Electronic game calls, trail cameras, and night vision scopes all play an integral part in increasing the chances of capturing rabbits for hunting purposes. 

Hunting remains, at its core essence, a thrilling pursuit and satisfying experience – an act that connects individuals to nature while giving a sense of independence and autonomy. Regardless of advancements, hunting remains one of the oldest pastimes.

5. Coyote

coyote rabbit predators

Native to North America, coyotes are fascinating animals that greatly interest many people. Adult coyotes weigh from 6.8-21 kilograms. 

Coyotes are well known for their agility and speed, reaching speeds between 56 to 69 kilometers per hour in pursuit of prey. They are also highly vocal animals communicating using howls, barks, or yips to promote bonding and territorial display

Coyotes possess fluffy-gray fur that allows them to blend into their environment easily. They’re highly adaptable creatures and can be found living anywhere, from forests and deserts to urban settings. 

Coyotes feed on small mammals such as rabbits but can occasionally prey upon larger prey such as deer. Their hunting techniques vary a lot, either alone or in packs depending on the availability of prey. Though frequently hunted and trapped by humans, coyotes have become resilient species throughout North America and thrive as resilient populations.

6. Wolves


The gray wolf, also called the timber wolf, is canine specie found in Eurasia and North America. Highly adaptable creatures that live across forests, tundra, grasslands, and desert environments alike – one can often spot these intelligent canines among us today! 

Wolf’s diet comprises deer, moose, rabbits, hares, bison, beavers, arctic foxes, and elk. Wolves often prey upon herbivorous mammals such as deer or moose, which feed off herbs rather than other mammals for sustenance. Wolf packs often prey upon larger animals, rodents, and other small creatures such as mice. 

Adult wolves typically weigh 23 to 80 kg with an average length between 80 cm to 85 cm. 

Wolf conservation issues stem from human interference and habitat destruction, wherein these ecosystem keystone species face threats due to human interaction and habitat loss; IUCN currently classifies them as “Least Concern.” 

They are social animals that live in packs and possess complex social hierarchies, which they communicate via vocalizations, body language, and scent marking. 

Wolf packs can substantially influence ecosystem dynamics by controlling prey populations, preventing overgrazing, and shaping other species’ distribution and abundance patterns in their environment.

Conclusion: Rabbit Predators

As we complete our informative journey into the world of rabbit predators, we come away with an appreciation of nature’s delicate balance. These six formidable foes remind us that life in nature is like an intricate tapestry in which each thread is essential to maintaining equilibrium and harmony. 

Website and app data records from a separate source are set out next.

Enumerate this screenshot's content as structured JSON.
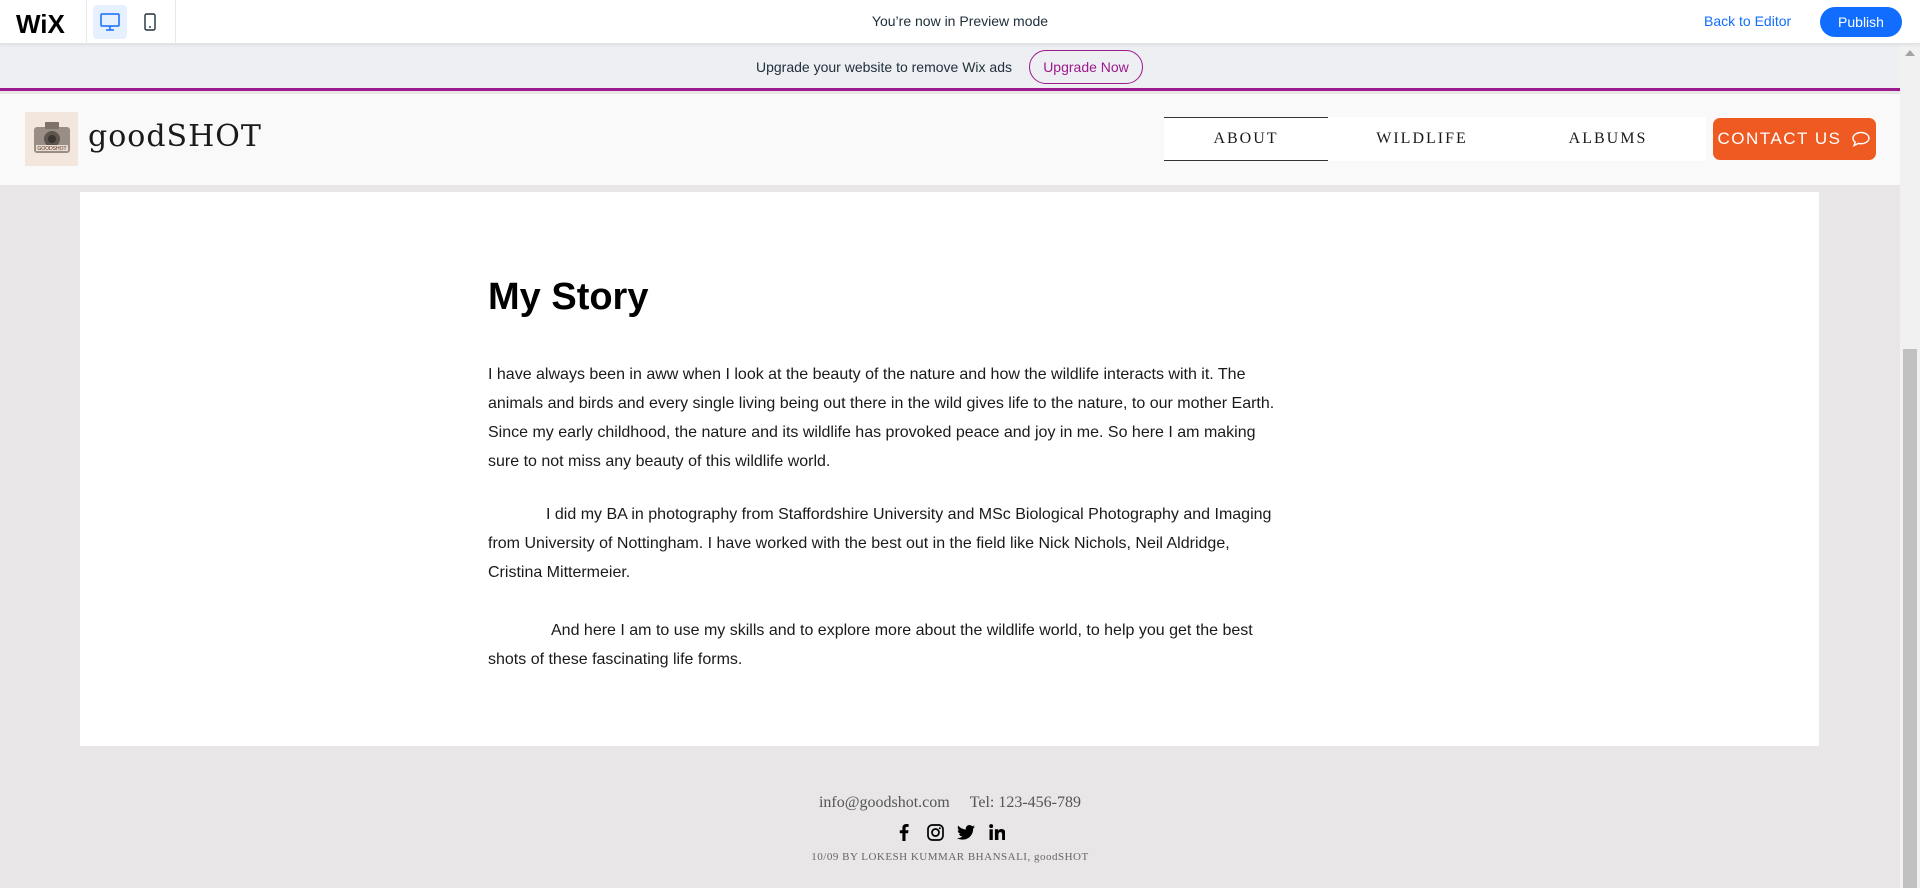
{
  "wix_bar": {
    "logo": "WiX",
    "preview_text": "You’re now in Preview mode",
    "back_label": "Back to Editor",
    "publish_label": "Publish"
  },
  "ad_strip": {
    "text": "Upgrade your website to remove Wix ads",
    "button_label": "Upgrade Now"
  },
  "site_header": {
    "brand_name": "goodSHOT",
    "logo_text": "GOODSHOT",
    "nav": [
      {
        "label": "ABOUT",
        "active": true
      },
      {
        "label": "WILDLIFE",
        "active": false
      },
      {
        "label": "ALBUMS",
        "active": false
      }
    ],
    "contact_label": "CONTACT US"
  },
  "main": {
    "title": "My Story",
    "paragraphs": [
      "I have always been in aww when I look at the beauty of the nature and how the wildlife interacts with it. The animals and birds and every single living being out there in the wild gives life to the nature, to our mother Earth. Since my early childhood, the nature and its wildlife has provoked peace and joy in me. So here I am making sure to not miss any beauty of this wildlife world.",
      "I did my BA in photography from Staffordshire University and MSc Biological Photography and Imaging from University of Nottingham. I have worked with the best out in the field like Nick Nichols, Neil Aldridge, Cristina Mittermeier.",
      "And here I am to use my skills and to explore more about the wildlife world, to help you get the best shots of these fascinating life forms."
    ]
  },
  "footer": {
    "email": "info@goodshot.com",
    "tel": "Tel: 123-456-789",
    "social": [
      "facebook-icon",
      "instagram-icon",
      "twitter-icon",
      "linkedin-icon"
    ],
    "copyright": "10/09 BY LOKESH KUMMAR BHANSALI, goodSHOT"
  },
  "colors": {
    "accent": "#ef5a23",
    "wix_blue": "#116dff",
    "upgrade_purple": "#9c1a8c"
  }
}
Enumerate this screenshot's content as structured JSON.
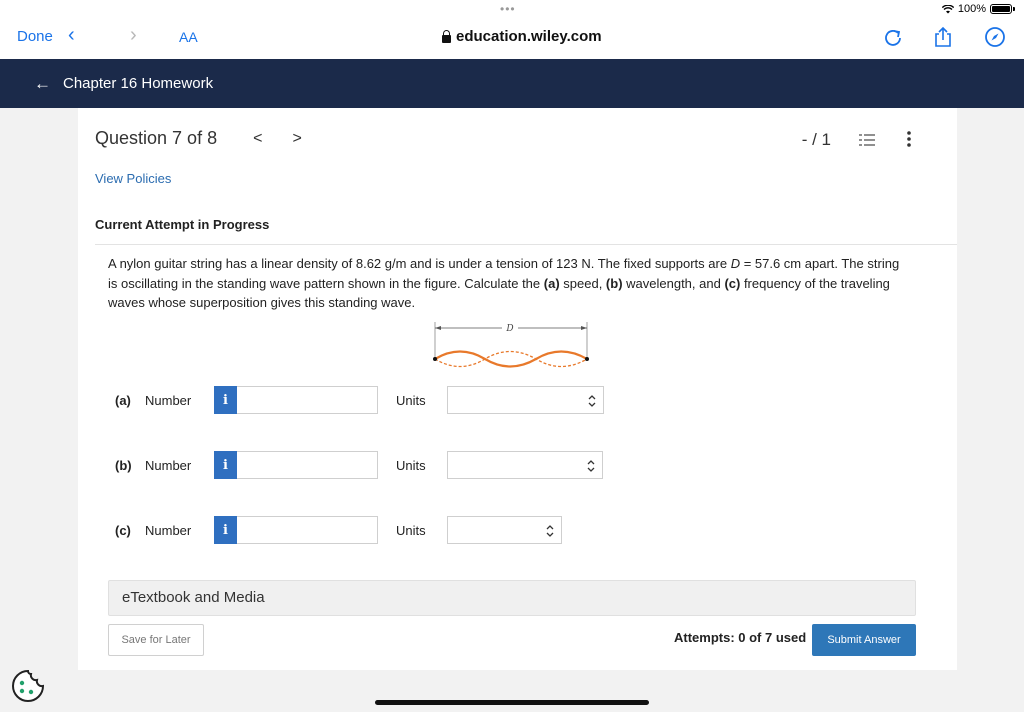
{
  "browser": {
    "done_label": "Done",
    "text_size_label": "AA",
    "url": "education.wiley.com",
    "battery": "100%",
    "tab_dots": "•••"
  },
  "header": {
    "title": "Chapter 16 Homework"
  },
  "question_nav": {
    "title": "Question 7 of 8",
    "prev": "<",
    "next": ">",
    "score": "- / 1"
  },
  "policies_link": "View Policies",
  "attempt_status": "Current Attempt in Progress",
  "question": {
    "text_1": "A nylon guitar string has a linear density of 8.62 g/m and is under a tension of 123 N. The fixed supports are ",
    "var_d": "D",
    "text_2": " = 57.6 cm apart. The string is oscillating in the standing wave pattern shown in the figure. Calculate the ",
    "a": "(a)",
    "text_3": " speed, ",
    "b": "(b)",
    "text_4": " wavelength, and ",
    "c": "(c)",
    "text_5": " frequency of the traveling waves whose superposition gives this standing wave.",
    "figure_label": "D"
  },
  "answers": [
    {
      "part": "(a)",
      "number_label": "Number",
      "info": "i",
      "value": "",
      "units_label": "Units",
      "units_value": ""
    },
    {
      "part": "(b)",
      "number_label": "Number",
      "info": "i",
      "value": "",
      "units_label": "Units",
      "units_value": ""
    },
    {
      "part": "(c)",
      "number_label": "Number",
      "info": "i",
      "value": "",
      "units_label": "Units",
      "units_value": ""
    }
  ],
  "etextbook": "eTextbook and Media",
  "save_label": "Save for Later",
  "attempts": "Attempts: 0 of 7 used",
  "submit_label": "Submit Answer",
  "colors": {
    "header_bg": "#1b2a4a",
    "accent": "#2e77b8",
    "link": "#2b6cb0",
    "wave": "#e8792b"
  }
}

While potential dangers may cause alarm, let us also appreciate their resilience and adaptability as beloved lagomorph companions that we cherish and protect for future generations to enjoy!

Protected by Copyscape
Scroll to Top